Travelling in-country by road may cause concerns about the level at which third party drivers will implement controls and if it’s possible to practically social distance in different types of vehicles. There may be concerns about the driver adhering to social distancing, wearing PPE (mask/gloves), the challenge of avoiding the front and middle seat (to maintain distance from the driver), if staggered seating is implemented, if the capacity of the passengers is reduced and if the vehicle is sanitised before and after each trip

My Family

Family Emergencies / Support

With the pandemic effecting people across the world Responders maybe concerned about relatives at home who are at risk of becoming ill from the pandemic and how quickly they can get home if they were on a spill and this was to happen. Similarity responding to spills during a global pandemic could bring about great anxiety or confusion for families which in turn could impact Responders. Providing information (and a contact point) to families that details how Responders are being looked after during a Response could help alleviate these concerns i.e. in the form of a ‘loved ones’ leaflet for example.


Returning Home

When Responders return to their home country, they may be concerned about going home and transferring the infection to family members. They may wish to know if it’s possible for their company to accommodate them elsewhere to isolate from their families and avoid passing on an infection. This will be especially important if living with vulnerable family members.

My Accomodation

In-Country Quarantine

With the uncertainty around in-country quarantine Responders may be concerned about how long they may need to quarantine and what the quarantine facilities would be like for the duration of their stay (food, room size, broadband availability, security, temperature checks, infection testing turnaround etc.).



Responders may be concerned about infection controls at the accommodation, specifically the level of cleaning in the rooms and common areas and who conducts the cleaning i.e. if it’s a third-party cleaning company, are they subject to the same controls as an inhouse provider? There may be more confidence with larger chain hotels and less confidence with smaller independent hotels or hotels in higher risk locations. A brief to Responders could include a description of the cleaning procedures with the assurance that accommodation will meet appropriate cleaning standards. It would be proactive to state that as with the safety culture, Responders can at any time stop and say they are not happy with the setup. It would be worth considering that there may be cases where a smaller team is sent in advance to ground-truth and verify ahead of other responders mobilising

My Rotation

Time away from home

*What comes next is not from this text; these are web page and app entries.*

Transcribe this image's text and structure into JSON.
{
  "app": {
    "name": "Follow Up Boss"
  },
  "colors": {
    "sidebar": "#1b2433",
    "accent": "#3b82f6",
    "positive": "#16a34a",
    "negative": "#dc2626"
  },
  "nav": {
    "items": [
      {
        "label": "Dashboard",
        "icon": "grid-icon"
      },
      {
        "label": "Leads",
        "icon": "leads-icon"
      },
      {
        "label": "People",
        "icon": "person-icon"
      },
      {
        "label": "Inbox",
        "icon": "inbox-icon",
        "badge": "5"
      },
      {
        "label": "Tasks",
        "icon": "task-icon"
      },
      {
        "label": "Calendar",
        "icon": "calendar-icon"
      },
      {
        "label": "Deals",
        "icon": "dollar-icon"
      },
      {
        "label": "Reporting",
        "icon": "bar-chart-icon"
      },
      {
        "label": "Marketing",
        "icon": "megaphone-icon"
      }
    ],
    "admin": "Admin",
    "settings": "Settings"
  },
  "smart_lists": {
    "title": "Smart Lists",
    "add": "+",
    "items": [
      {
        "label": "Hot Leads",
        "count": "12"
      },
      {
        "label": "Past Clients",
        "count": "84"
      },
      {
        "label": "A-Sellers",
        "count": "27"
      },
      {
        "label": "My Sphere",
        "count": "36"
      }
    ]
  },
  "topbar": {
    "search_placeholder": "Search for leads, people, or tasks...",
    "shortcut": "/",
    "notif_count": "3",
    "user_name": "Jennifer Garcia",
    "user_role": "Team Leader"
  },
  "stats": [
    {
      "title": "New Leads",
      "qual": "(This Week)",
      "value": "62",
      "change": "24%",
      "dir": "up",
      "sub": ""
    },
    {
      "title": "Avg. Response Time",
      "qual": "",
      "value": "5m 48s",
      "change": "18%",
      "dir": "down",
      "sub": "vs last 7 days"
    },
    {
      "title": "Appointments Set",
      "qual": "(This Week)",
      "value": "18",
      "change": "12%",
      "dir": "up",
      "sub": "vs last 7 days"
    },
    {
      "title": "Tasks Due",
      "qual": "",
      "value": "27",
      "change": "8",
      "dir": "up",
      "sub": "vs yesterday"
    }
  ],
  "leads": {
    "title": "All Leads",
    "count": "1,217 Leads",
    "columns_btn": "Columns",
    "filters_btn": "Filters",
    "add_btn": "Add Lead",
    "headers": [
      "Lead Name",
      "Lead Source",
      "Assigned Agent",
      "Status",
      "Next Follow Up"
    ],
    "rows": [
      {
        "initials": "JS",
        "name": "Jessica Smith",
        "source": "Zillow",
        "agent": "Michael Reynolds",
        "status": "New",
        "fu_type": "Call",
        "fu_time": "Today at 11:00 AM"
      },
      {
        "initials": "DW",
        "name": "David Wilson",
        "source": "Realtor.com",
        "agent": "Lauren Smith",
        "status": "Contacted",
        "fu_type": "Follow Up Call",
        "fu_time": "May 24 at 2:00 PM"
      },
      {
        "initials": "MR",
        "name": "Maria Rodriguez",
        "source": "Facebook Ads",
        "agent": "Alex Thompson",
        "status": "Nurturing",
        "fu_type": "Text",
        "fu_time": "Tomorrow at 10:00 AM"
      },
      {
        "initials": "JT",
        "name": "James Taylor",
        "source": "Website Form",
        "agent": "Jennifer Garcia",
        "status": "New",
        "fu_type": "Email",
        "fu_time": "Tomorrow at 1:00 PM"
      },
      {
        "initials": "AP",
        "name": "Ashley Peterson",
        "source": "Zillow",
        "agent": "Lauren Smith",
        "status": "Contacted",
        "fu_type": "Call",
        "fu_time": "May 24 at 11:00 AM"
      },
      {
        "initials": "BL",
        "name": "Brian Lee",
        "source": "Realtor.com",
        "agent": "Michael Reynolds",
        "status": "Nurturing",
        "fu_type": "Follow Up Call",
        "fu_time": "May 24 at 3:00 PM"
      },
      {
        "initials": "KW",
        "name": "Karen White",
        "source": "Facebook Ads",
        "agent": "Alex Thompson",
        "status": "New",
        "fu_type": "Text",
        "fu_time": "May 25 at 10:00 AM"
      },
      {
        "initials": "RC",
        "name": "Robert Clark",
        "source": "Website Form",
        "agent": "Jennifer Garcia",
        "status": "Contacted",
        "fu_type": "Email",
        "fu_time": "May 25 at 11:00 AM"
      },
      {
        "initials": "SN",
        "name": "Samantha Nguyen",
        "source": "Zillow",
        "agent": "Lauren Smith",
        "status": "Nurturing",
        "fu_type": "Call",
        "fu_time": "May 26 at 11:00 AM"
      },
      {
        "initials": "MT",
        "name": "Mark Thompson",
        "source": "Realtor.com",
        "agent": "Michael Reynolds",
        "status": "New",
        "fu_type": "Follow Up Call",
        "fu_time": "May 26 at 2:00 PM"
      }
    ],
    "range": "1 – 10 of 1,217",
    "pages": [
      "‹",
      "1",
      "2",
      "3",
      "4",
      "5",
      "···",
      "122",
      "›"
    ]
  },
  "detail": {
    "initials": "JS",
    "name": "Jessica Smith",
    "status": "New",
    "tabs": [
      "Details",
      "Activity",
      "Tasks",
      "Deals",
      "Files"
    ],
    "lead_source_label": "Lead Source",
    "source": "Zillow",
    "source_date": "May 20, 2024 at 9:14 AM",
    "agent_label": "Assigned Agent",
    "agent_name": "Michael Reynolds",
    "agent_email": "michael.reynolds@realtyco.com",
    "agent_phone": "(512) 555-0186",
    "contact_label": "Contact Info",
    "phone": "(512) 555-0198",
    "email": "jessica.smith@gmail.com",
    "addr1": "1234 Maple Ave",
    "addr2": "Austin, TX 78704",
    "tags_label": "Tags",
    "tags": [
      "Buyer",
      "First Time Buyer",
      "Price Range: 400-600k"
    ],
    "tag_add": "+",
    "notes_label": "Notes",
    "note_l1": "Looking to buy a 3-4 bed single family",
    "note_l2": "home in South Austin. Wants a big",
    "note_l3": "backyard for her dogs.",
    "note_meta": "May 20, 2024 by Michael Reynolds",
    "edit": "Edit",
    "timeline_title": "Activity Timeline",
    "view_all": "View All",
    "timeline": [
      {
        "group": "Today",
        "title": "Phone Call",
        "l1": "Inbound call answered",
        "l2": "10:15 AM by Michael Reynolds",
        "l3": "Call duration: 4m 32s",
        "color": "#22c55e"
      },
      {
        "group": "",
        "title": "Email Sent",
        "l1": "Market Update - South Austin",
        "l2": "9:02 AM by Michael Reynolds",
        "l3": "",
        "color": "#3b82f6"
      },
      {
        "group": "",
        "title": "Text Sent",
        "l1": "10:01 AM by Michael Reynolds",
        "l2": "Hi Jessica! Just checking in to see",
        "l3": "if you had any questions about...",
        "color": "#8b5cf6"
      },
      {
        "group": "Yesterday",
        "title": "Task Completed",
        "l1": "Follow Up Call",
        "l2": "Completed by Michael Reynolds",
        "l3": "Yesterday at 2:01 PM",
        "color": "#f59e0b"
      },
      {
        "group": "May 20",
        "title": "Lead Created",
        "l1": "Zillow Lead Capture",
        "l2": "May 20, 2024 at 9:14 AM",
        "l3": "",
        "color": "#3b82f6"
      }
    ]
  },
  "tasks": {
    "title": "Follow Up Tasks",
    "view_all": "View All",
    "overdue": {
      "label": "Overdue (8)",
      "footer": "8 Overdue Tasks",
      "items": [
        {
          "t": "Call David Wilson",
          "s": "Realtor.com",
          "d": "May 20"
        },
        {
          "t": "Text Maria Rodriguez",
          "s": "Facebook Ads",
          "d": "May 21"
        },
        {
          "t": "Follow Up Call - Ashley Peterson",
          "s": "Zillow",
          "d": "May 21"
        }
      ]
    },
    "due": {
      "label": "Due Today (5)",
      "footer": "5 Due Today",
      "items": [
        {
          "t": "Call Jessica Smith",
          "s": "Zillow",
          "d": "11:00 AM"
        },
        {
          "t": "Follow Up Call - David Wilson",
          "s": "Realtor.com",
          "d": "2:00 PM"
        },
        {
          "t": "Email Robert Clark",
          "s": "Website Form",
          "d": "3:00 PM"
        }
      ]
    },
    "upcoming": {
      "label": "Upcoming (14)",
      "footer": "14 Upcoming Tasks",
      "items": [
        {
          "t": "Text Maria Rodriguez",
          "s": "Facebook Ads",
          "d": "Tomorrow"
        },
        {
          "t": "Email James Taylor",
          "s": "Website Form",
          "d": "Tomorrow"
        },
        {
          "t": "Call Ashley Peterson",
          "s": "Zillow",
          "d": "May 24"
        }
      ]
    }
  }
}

Due to potential in-country and home quarantine periods Responders may spend longer away from home than normal on a spill i.e. 14 days in-country quarantine, 14-21 days infield and then potentially 14 days in home country quarantine (not at home) = 42- 49 days. Responders maybe concerned about the length of time away from home so it may be advisable to highlight potential rotation times with Responders in advance so they can consider how long they are willing to spend away and discuss it with their families.